Aim of the exercise: Among the entries below, tally each line containing "JSON"; respond with the total only.

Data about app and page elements

::::

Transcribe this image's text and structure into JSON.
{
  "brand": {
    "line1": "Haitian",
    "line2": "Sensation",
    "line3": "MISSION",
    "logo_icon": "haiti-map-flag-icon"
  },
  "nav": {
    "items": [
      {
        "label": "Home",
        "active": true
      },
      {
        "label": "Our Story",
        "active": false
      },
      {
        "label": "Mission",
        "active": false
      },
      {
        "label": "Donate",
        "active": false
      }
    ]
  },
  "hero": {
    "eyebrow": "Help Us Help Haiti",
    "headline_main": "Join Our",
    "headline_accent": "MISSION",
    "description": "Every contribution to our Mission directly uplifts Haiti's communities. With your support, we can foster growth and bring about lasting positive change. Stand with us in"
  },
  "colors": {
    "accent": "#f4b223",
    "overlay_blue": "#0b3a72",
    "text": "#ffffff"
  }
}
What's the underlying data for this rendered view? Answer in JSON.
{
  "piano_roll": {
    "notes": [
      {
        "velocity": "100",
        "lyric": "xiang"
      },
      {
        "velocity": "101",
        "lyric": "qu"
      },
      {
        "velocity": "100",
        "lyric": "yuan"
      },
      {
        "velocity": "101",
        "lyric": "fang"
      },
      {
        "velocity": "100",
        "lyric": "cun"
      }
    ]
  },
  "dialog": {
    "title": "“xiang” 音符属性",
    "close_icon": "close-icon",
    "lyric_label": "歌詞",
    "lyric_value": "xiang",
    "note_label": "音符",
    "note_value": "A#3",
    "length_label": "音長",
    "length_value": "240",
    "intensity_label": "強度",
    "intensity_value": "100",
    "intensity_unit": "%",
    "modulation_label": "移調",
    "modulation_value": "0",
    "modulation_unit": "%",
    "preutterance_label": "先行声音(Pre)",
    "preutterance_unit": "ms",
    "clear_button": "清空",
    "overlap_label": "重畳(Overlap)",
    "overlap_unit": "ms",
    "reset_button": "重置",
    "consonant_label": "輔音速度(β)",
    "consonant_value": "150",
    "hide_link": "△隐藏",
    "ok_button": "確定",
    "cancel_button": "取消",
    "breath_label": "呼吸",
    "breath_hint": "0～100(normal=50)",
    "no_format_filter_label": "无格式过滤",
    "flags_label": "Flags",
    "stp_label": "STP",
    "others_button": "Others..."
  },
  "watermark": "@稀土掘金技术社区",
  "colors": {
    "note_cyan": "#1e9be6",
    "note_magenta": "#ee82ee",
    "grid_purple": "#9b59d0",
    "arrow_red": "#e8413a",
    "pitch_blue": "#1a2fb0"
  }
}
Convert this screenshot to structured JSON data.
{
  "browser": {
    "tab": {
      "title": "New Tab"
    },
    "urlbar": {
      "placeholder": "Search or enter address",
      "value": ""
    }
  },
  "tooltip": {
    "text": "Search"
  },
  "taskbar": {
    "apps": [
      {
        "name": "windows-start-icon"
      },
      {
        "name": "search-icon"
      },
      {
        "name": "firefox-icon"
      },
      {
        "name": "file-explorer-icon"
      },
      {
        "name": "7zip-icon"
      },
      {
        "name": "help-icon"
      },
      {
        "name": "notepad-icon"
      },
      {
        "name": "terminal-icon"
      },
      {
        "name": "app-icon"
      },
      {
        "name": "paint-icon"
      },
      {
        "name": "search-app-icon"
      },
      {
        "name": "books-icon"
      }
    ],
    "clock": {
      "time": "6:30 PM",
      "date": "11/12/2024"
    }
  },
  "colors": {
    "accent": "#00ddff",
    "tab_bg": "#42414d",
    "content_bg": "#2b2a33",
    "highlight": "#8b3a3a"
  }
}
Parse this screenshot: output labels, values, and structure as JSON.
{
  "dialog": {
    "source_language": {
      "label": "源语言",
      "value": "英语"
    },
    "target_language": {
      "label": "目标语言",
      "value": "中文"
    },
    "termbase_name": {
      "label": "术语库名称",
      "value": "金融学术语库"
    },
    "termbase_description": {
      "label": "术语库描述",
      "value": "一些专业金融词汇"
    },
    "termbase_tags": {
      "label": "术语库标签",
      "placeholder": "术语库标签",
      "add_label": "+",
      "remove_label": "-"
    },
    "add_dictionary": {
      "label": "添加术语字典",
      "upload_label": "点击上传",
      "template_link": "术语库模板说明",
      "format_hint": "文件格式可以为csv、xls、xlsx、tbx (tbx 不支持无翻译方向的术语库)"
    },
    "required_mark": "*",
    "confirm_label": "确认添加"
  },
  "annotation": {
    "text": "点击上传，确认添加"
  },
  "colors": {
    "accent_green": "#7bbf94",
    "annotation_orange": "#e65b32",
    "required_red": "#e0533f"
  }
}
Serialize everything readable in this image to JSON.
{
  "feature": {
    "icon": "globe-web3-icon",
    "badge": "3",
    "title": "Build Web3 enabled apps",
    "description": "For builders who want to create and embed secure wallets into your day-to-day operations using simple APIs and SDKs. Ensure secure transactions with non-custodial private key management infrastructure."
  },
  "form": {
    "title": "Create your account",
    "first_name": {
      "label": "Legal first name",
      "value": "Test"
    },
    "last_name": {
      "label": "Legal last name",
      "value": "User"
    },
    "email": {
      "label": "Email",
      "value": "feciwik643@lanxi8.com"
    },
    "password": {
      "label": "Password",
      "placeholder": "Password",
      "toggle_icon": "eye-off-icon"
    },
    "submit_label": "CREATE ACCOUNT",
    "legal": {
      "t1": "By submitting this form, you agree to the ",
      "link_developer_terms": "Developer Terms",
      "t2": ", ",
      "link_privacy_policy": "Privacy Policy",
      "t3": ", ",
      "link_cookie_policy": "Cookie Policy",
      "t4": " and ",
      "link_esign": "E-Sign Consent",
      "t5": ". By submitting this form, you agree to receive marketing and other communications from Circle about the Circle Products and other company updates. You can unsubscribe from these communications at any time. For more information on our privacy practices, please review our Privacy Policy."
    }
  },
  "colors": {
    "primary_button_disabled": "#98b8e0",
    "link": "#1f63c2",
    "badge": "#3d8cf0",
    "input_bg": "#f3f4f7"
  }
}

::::

Task answer: 5